The report comes just a week after Meta reported its third-quarter earnings, which missed revenue expectations and saw a rise in its operating costs.
Meta’s stock has fallen by more than 70% this year.
The planned layoffs would be the first broad head-count reductions to occur in the company’s 18-year history. While smaller on a percentage basis than the cuts at Twitter Inc. this past week, which hit about half of the company’s staff, the number of Meta employees expected to lose their jobs could be the largest to date at a major technology corporation in a year that has seen a tech-industry retrenchment.
A spokesman for Meta declined to comment when the Wall Street Journal asked, referring to CEO Mark Zuckerberg’s recent statement that the company would “focus our investments on a small number of high-priority growth areas.”
“So that means some teams will grow meaningfully, but most other teams will stay flat or shrink over the next year,” he said on the company’s third-quarter earnings call on October 26. “In aggregate, we expect to end 2023 as either roughly the same size, or even a slightly smaller organization than we are today.”
The Wall Street Journal reported in September that Meta was planning to cut expenses by at least 10% in the coming months, in part through staff reductions.
The cuts expected to be announced this week follow several months of more targeted staffing reductions in which employees were managed out or saw their roles eliminated.
“Realistically, there are probably a bunch of people at the company who shouldn’t be here,” Mr. Zuckerberg told employees at a company-wide meeting at the end of June.
Meta, like other tech giants, went on a hiring spree during the pandemic as life and business shifted more online. It added more than 27,000 employees in 2020 and 2021 combined, and added a further 15,344 in the first nine months of this year – about one-fourth of that during the most recent quarter.
Meta’s stock has fallen more than 70% this year. The company has highlighted deteriorating macroeconomic trends, but investors have also been spooked by its spending and threats to the company’s core social-media business.
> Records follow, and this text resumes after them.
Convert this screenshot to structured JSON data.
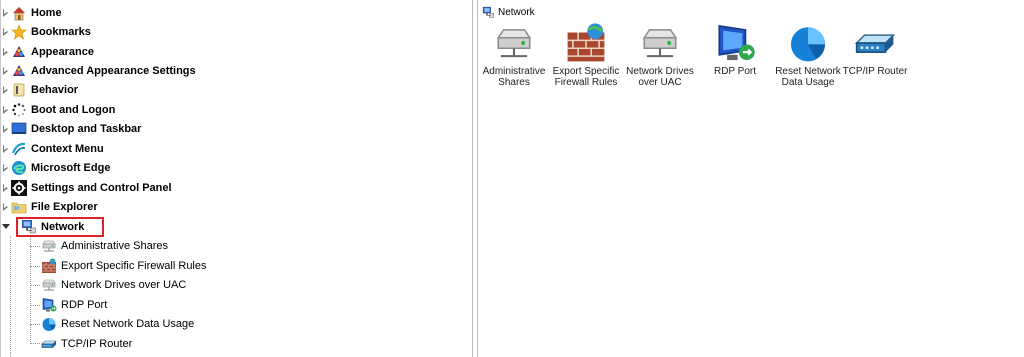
{
  "tree": {
    "items": [
      {
        "label": "Home",
        "icon": "home-icon"
      },
      {
        "label": "Bookmarks",
        "icon": "star-icon"
      },
      {
        "label": "Appearance",
        "icon": "appearance-icon"
      },
      {
        "label": "Advanced Appearance Settings",
        "icon": "advanced-appearance-icon"
      },
      {
        "label": "Behavior",
        "icon": "behavior-icon"
      },
      {
        "label": "Boot and Logon",
        "icon": "boot-spinner-icon"
      },
      {
        "label": "Desktop and Taskbar",
        "icon": "desktop-icon"
      },
      {
        "label": "Context Menu",
        "icon": "context-menu-icon"
      },
      {
        "label": "Microsoft Edge",
        "icon": "edge-icon"
      },
      {
        "label": "Settings and Control Panel",
        "icon": "gear-icon"
      },
      {
        "label": "File Explorer",
        "icon": "file-explorer-icon"
      },
      {
        "label": "Network",
        "icon": "network-icon"
      }
    ],
    "network_children": [
      {
        "label": "Administrative Shares",
        "icon": "network-drive-icon"
      },
      {
        "label": "Export Specific Firewall Rules",
        "icon": "firewall-icon"
      },
      {
        "label": "Network Drives over UAC",
        "icon": "network-drive-icon"
      },
      {
        "label": "RDP Port",
        "icon": "rdp-icon"
      },
      {
        "label": "Reset Network Data Usage",
        "icon": "pie-chart-icon"
      },
      {
        "label": "TCP/IP Router",
        "icon": "router-icon"
      }
    ],
    "selected": "Network"
  },
  "content": {
    "header": "Network",
    "items": [
      {
        "label": "Administrative Shares",
        "icon": "network-drive-icon"
      },
      {
        "label": "Export Specific Firewall Rules",
        "icon": "firewall-icon"
      },
      {
        "label": "Network Drives over UAC",
        "icon": "network-drive-icon"
      },
      {
        "label": "RDP Port",
        "icon": "rdp-icon"
      },
      {
        "label": "Reset Network Data Usage",
        "icon": "pie-chart-icon"
      },
      {
        "label": "TCP/IP Router",
        "icon": "router-icon"
      }
    ]
  },
  "colors": {
    "selection_outline": "#d9232b"
  }
}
Growth for that business in many markets has stalled amid stiff competition from TikTok, and Apple Inc.’s requirement that users opt in to the tracking of their devices has curtailed the ability of social-media platforms to target ads.
Last month, investment firm Altimeter Capital said in an open letter to Zuckerberg that Meta should slash staff and scale back its “metaverse ambitions,” reflecting the rising discontent among shareholders.
Meta’s expenses have also risen sharply, causing its free cash flow to decline 98% in the most recent quarter.
Some of the company’s spending stems from heavy investments in the additional computing power and artificial intelligence needed to further develop Reels, Meta’s TikTok-like short-form video platform on Instagram, and to target ads with less data.
But much of Meta’s ballooning costs stem from Mr. Zuckerberg’s commitment to Reality Labs, a division of the company responsible for virtual- and augmented-reality headsets as well as the creation of the metaverse.
Mr. Zuckerberg has billed the metaverse as “a constellation of interlocking virtual worlds in which people will eventually work, play, live and shop.”
The effort has cost the company $15 billion dollars since the beginning of last year. But despite investing heavily in promoting its virtual-reality platform Horizon Worlds, users have been largely unimpressed.
Last month, it was reported that visitors to Horizon Worlds had fallen over the course of the year to well under 200,000 users.
“I get that a lot of people might disagree with this investment,” Zuckerberg told analysts on the company’s earnings call last month before reaffirming his commitment. “I think people are going to look back on decades from now and talk about the importance of the work that was done here.”
After the call, analysts downgraded their rating of Meta’s stock and slashed their price targets.
“Management’s road map & justification for this strategy continue to not resonate with investors,” analysts at RBC Capital Markets said in a note last month.